I crept in, though no one owned the property now, I felt like a thief as the memories of the old house hit me. The chandelier half hanging from the ceiling cried sorrows to me as I looked toward it, pleading to be put out of its misery. I touched it, and it shuddered softly, the crystals left hanging there dropping away from my fingers. The moments flashed in my eyes, the wife, heavy with child at the store, lovingly caressing them, as her husband watched without her notice. He bought them for her birthday, and hung the chandelier when she was in town. She had cried when she came home, the new baby clutched in her grasp, its eyes wide with the splendor of the rainbows that played in the room.
I stepped past the fallen crystals, without touching them; they looked like tears on the dusty floor. I smiled as I saw the big fireplace, swallowing hard to look into its blackness, I found tears dripping on my cheeks. Squatting down, I laid my hand to the blackened brick, shivers coursing me as I felt the pain of abandonment heavy in its stone. Pulling my hand away fast, I blinked back the tears that still ran freely on my cheeks, and stood, turning to peer out the window, the rotting trunks of old trees blooming in my vision to proud and majestic oaks once more. The rope swing played in the breeze, kissing at the tree, begging to close the separation between them.
Chills and memories slithered round me, my throat caught with the knot of a thousand happinesses not my own, and a thousand sorrows begging to be shared. Creeping back to the hallway, I looked at the worn steps, the hardwood that once gleamed now peeling splinters and shavings. They creaked in harmony as I laid my hand to the shaky banister, and stepped upward, the night soon to fall, the sun’s resting place calling me airily. God, the crying, laughter, and coos of the children that once ran the steps lilted in my ears. I blushed with their daughter as she walked cautiously down the steps to meet her prom date, the corsage in his hands perfectly matching our dress. The moment flashed by, and I saw her father turn his head to cry a few tears as she walked out the door to college, in his heart knowing it was the last time. I wiped my cheek, leaving an ashen fingerprint, and climbed the last few stairs, hurrying from the painful memory.

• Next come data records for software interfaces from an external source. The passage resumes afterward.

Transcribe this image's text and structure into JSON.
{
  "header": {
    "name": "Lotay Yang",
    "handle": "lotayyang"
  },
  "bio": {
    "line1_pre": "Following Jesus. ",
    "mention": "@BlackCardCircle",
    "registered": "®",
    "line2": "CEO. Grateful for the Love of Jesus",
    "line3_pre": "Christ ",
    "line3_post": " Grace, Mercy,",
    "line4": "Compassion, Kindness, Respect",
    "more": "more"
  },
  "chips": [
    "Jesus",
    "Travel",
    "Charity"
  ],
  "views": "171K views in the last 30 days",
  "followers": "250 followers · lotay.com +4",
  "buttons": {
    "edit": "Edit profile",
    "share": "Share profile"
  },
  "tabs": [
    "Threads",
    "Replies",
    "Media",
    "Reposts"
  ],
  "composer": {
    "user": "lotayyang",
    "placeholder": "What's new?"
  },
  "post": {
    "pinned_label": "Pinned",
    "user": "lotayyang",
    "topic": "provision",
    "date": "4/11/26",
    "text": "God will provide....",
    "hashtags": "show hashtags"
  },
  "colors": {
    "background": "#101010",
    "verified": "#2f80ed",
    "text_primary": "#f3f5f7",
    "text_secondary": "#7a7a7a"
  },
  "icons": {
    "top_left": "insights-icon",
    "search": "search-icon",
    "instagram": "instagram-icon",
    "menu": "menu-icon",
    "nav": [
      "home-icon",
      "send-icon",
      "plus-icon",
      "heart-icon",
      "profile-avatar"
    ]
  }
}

The bedrooms door stood ajar, my smile soft as I saw babies grow to adults in a matter of minutes, their walls littered with crayon art, to movie posters, to pin-ups. The last door in the hall was closed, the door seeming to swell with slow breath, and exhale, as if it slept so soundly. My heart beat faster, and I quivered with anticipation and fear. My hand reached out, trembling, to touch the doorknob, and for a moment, I closed my eyes, waiting for the flash of memory to come. The silence was soft like twilight, and with a blush, the house hid from me the intimacy within its walls. Pushing the door in, the sunset crept in with me, and I sighed, the glowing through the broken glass scattered to the muralled ceiling. I sank down, and watched as the light sunk to bed beneath the sheets, and curled to rest for the night in the quiet bedroom, the deep breathing of the house its lull-a-bye.
Trembling, I slipped out, and shut the door gently behind. My heart welled with beauty the house’s chipped paint and cracked walls exuded life and love. My fingers tenderly stroked the banister, that shivering eagerly for me. As my fingers curled round the doorpost, the house whispered secrets to me again, its warbled, weathered words indistinguishable from my own. Closing the door gently behind me, it begged in silence, and I smiled, whispering I would return.